PROBLEM TO SOLVE: Once you have read the data below, print all of it exactly.

-*-

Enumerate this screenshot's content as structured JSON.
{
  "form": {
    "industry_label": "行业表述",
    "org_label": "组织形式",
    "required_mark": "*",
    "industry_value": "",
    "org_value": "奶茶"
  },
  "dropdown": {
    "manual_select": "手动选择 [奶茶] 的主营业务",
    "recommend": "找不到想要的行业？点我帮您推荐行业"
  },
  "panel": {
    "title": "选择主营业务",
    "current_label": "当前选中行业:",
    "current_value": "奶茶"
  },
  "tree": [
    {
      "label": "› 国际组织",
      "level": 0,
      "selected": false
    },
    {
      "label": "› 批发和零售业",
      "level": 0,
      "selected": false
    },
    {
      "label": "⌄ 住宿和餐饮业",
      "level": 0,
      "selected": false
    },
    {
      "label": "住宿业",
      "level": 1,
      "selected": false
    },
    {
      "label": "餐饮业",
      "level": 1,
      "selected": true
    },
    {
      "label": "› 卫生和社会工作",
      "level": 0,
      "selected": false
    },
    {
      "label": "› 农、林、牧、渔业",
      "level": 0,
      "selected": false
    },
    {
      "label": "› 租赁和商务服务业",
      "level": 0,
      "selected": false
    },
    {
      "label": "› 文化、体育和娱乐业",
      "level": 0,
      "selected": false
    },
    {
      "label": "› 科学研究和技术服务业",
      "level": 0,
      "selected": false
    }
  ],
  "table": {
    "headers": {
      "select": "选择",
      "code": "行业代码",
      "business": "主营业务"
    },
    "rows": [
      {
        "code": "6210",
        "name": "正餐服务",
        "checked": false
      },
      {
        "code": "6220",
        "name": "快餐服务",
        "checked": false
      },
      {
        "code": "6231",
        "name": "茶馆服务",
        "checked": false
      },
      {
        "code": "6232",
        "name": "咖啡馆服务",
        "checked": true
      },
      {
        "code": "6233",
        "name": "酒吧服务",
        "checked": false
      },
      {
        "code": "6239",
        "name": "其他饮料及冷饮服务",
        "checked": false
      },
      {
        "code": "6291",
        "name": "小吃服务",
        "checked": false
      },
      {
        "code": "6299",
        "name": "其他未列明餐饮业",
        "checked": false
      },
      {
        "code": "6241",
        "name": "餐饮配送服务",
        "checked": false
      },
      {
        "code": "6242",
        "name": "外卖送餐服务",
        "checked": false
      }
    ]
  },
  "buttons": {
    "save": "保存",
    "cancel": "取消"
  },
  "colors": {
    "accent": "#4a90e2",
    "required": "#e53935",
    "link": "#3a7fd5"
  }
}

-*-

YOUR RESPONSE:
Enumerate this screenshot's content as structured JSON.
{
  "form": {
    "industry_label": "行业表述",
    "org_label": "组织形式",
    "required_mark": "*",
    "industry_value": "",
    "org_value": "奶茶"
  },
  "dropdown": {
    "manual_select": "手动选择 [奶茶] 的主营业务",
    "recommend": "找不到想要的行业？点我帮您推荐行业"
  },
  "panel": {
    "title": "选择主营业务",
    "current_label": "当前选中行业:",
    "current_value": "奶茶"
  },
  "tree": [
    {
      "label": "› 国际组织",
      "level": 0,
      "selected": false
    },
    {
      "label": "› 批发和零售业",
      "level": 0,
      "selected": false
    },
    {
      "label": "⌄ 住宿和餐饮业",
      "level": 0,
      "selected": false
    },
    {
      "label": "住宿业",
      "level": 1,
      "selected": false
    },
    {
      "label": "餐饮业",
      "level": 1,
      "selected": true
    },
    {
      "label": "› 卫生和社会工作",
      "level": 0,
      "selected": false
    },
    {
      "label": "› 农、林、牧、渔业",
      "level": 0,
      "selected": false
    },
    {
      "label": "› 租赁和商务服务业",
      "level": 0,
      "selected": false
    },
    {
      "label": "› 文化、体育和娱乐业",
      "level": 0,
      "selected": false
    },
    {
      "label": "› 科学研究和技术服务业",
      "level": 0,
      "selected": false
    }
  ],
  "table": {
    "headers": {
      "select": "选择",
      "code": "行业代码",
      "business": "主营业务"
    },
    "rows": [
      {
        "code": "6210",
        "name": "正餐服务",
        "checked": false
      },
      {
        "code": "6220",
        "name": "快餐服务",
        "checked": false
      },
      {
        "code": "6231",
        "name": "茶馆服务",
        "checked": false
      },
      {
        "code": "6232",
        "name": "咖啡馆服务",
        "checked": true
      },
      {
        "code": "6233",
        "name": "酒吧服务",
        "checked": false
      },
      {
        "code": "6239",
        "name": "其他饮料及冷饮服务",
        "checked": false
      },
      {
        "code": "6291",
        "name": "小吃服务",
        "checked": false
      },
      {
        "code": "6299",
        "name": "其他未列明餐饮业",
        "checked": false
      },
      {
        "code": "6241",
        "name": "餐饮配送服务",
        "checked": false
      },
      {
        "code": "6242",
        "name": "外卖送餐服务",
        "checked": false
      }
    ]
  },
  "buttons": {
    "save": "保存",
    "cancel": "取消"
  },
  "colors": {
    "accent": "#4a90e2",
    "required": "#e53935",
    "link": "#3a7fd5"
  }
}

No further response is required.